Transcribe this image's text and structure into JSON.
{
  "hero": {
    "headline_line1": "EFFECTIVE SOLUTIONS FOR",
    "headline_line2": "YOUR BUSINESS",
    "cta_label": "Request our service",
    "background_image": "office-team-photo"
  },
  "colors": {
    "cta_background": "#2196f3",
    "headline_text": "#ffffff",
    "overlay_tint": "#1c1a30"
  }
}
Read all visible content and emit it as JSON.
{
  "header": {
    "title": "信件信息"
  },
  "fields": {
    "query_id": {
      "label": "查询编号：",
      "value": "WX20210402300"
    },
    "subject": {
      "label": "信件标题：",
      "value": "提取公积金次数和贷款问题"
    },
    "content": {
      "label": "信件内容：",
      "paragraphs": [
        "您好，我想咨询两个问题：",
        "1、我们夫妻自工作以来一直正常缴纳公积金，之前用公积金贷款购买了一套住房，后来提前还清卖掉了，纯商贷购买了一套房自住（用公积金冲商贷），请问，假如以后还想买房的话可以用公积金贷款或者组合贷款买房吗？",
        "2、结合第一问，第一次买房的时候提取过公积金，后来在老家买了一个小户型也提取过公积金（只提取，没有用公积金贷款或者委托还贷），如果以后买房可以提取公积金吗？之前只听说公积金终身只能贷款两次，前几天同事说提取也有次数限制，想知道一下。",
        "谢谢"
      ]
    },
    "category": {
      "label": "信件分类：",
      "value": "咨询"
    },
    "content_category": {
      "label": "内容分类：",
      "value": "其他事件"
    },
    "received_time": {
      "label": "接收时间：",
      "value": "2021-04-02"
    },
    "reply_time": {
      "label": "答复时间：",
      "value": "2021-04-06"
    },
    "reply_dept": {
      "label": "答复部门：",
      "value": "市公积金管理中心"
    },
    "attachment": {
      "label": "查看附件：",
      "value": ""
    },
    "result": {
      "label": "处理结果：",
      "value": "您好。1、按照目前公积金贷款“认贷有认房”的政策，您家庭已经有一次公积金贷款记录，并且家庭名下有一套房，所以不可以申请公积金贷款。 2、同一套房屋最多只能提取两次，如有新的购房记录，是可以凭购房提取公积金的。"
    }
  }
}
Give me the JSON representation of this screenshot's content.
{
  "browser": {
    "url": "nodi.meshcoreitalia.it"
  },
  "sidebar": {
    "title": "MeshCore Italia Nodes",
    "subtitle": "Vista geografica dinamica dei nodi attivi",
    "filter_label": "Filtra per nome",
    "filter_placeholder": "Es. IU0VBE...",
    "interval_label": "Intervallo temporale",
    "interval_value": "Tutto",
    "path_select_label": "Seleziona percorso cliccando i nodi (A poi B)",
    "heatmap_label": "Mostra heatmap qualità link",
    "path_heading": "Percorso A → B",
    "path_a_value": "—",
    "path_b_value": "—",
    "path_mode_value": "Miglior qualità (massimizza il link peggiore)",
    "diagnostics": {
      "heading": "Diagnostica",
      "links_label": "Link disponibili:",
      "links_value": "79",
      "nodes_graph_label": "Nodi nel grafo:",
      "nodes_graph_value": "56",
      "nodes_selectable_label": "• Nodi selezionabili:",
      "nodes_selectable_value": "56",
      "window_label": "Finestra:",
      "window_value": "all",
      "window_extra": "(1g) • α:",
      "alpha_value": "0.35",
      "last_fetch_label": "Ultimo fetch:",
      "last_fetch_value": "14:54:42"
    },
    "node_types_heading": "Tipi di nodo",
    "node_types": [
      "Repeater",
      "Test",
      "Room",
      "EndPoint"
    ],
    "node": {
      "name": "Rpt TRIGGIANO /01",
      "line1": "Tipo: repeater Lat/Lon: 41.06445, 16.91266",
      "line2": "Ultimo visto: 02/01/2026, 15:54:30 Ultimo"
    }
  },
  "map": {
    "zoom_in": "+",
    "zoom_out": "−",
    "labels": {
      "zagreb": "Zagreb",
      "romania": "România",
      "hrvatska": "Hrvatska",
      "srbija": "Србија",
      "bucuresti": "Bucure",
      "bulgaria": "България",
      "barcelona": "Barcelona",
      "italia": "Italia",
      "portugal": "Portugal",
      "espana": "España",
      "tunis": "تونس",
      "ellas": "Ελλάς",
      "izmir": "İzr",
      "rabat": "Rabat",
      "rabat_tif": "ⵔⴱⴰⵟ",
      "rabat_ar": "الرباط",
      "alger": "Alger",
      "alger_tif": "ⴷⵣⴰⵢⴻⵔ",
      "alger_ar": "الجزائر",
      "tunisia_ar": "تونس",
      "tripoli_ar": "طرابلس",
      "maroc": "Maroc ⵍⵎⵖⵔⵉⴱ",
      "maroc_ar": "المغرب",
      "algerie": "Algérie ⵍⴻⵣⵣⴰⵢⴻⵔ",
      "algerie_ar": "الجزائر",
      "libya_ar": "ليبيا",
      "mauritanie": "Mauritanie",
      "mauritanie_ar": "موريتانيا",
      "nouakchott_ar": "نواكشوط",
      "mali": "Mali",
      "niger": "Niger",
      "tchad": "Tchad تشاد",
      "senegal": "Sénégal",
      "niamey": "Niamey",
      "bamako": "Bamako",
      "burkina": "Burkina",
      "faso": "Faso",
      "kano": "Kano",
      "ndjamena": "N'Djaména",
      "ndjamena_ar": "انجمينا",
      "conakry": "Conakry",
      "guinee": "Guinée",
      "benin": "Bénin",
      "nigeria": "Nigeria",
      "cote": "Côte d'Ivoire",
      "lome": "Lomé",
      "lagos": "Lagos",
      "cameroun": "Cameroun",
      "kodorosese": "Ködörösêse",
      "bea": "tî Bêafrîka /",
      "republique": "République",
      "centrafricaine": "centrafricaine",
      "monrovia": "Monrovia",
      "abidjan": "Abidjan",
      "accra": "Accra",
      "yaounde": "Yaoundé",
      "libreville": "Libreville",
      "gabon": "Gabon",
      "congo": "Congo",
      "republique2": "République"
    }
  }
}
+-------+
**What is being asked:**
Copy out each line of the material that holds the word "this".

**Task output:**
Transcribe this image's text and structure into JSON.
Give me the JSON representation of this screenshot's content.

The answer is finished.